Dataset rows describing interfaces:
:::

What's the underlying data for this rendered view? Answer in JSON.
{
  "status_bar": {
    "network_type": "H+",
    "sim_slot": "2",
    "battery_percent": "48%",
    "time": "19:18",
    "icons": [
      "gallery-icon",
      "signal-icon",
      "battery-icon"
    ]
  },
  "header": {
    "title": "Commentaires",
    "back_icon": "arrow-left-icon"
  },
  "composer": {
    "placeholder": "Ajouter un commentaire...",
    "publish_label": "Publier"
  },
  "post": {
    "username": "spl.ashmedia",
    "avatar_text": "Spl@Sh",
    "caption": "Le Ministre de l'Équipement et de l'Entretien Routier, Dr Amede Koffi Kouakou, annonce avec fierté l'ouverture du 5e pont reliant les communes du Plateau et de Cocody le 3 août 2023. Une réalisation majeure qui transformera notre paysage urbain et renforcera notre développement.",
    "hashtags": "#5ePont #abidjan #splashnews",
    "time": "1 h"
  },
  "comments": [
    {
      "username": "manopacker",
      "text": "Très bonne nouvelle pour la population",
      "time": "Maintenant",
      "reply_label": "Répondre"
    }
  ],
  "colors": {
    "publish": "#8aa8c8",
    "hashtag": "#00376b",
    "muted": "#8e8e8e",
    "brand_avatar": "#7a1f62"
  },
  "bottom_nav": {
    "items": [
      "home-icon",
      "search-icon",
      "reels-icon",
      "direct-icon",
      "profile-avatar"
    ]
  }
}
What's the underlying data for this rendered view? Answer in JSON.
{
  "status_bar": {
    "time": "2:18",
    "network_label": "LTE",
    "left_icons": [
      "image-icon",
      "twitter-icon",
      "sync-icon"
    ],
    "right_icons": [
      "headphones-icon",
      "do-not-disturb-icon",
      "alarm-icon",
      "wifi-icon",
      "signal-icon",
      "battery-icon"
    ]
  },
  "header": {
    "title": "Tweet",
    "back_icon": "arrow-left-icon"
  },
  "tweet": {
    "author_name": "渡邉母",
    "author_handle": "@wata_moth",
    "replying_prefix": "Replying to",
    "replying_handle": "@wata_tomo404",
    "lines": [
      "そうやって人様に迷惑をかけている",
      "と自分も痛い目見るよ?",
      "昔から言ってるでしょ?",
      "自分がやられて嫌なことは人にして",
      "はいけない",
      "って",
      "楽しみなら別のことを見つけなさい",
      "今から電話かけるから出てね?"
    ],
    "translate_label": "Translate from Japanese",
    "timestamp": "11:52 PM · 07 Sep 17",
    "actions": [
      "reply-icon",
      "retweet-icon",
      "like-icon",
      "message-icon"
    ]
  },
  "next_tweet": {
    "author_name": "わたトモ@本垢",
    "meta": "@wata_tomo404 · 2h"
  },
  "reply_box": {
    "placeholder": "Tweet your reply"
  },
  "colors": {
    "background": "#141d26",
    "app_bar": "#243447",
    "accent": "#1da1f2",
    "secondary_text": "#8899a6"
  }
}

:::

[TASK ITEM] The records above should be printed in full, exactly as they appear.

[TASK SOLUTION]
What's the underlying data for this rendered view? Answer in JSON.
{
  "status_bar": {
    "network_type": "H+",
    "sim_slot": "2",
    "battery_percent": "48%",
    "time": "19:18",
    "icons": [
      "gallery-icon",
      "signal-icon",
      "battery-icon"
    ]
  },
  "header": {
    "title": "Commentaires",
    "back_icon": "arrow-left-icon"
  },
  "composer": {
    "placeholder": "Ajouter un commentaire...",
    "publish_label": "Publier"
  },
  "post": {
    "username": "spl.ashmedia",
    "avatar_text": "Spl@Sh",
    "caption": "Le Ministre de l'Équipement et de l'Entretien Routier, Dr Amede Koffi Kouakou, annonce avec fierté l'ouverture du 5e pont reliant les communes du Plateau et de Cocody le 3 août 2023. Une réalisation majeure qui transformera notre paysage urbain et renforcera notre développement.",
    "hashtags": "#5ePont #abidjan #splashnews",
    "time": "1 h"
  },
  "comments": [
    {
      "username": "manopacker",
      "text": "Très bonne nouvelle pour la population",
      "time": "Maintenant",
      "reply_label": "Répondre"
    }
  ],
  "colors": {
    "publish": "#8aa8c8",
    "hashtag": "#00376b",
    "muted": "#8e8e8e",
    "brand_avatar": "#7a1f62"
  },
  "bottom_nav": {
    "items": [
      "home-icon",
      "search-icon",
      "reels-icon",
      "direct-icon",
      "profile-avatar"
    ]
  }
}
What's the underlying data for this rendered view? Answer in JSON.
{
  "status_bar": {
    "time": "2:18",
    "network_label": "LTE",
    "left_icons": [
      "image-icon",
      "twitter-icon",
      "sync-icon"
    ],
    "right_icons": [
      "headphones-icon",
      "do-not-disturb-icon",
      "alarm-icon",
      "wifi-icon",
      "signal-icon",
      "battery-icon"
    ]
  },
  "header": {
    "title": "Tweet",
    "back_icon": "arrow-left-icon"
  },
  "tweet": {
    "author_name": "渡邉母",
    "author_handle": "@wata_moth",
    "replying_prefix": "Replying to",
    "replying_handle": "@wata_tomo404",
    "lines": [
      "そうやって人様に迷惑をかけている",
      "と自分も痛い目見るよ?",
      "昔から言ってるでしょ?",
      "自分がやられて嫌なことは人にして",
      "はいけない",
      "って",
      "楽しみなら別のことを見つけなさい",
      "今から電話かけるから出てね?"
    ],
    "translate_label": "Translate from Japanese",
    "timestamp": "11:52 PM · 07 Sep 17",
    "actions": [
      "reply-icon",
      "retweet-icon",
      "like-icon",
      "message-icon"
    ]
  },
  "next_tweet": {
    "author_name": "わたトモ@本垢",
    "meta": "@wata_tomo404 · 2h"
  },
  "reply_box": {
    "placeholder": "Tweet your reply"
  },
  "colors": {
    "background": "#141d26",
    "app_bar": "#243447",
    "accent": "#1da1f2",
    "secondary_text": "#8899a6"
  }
}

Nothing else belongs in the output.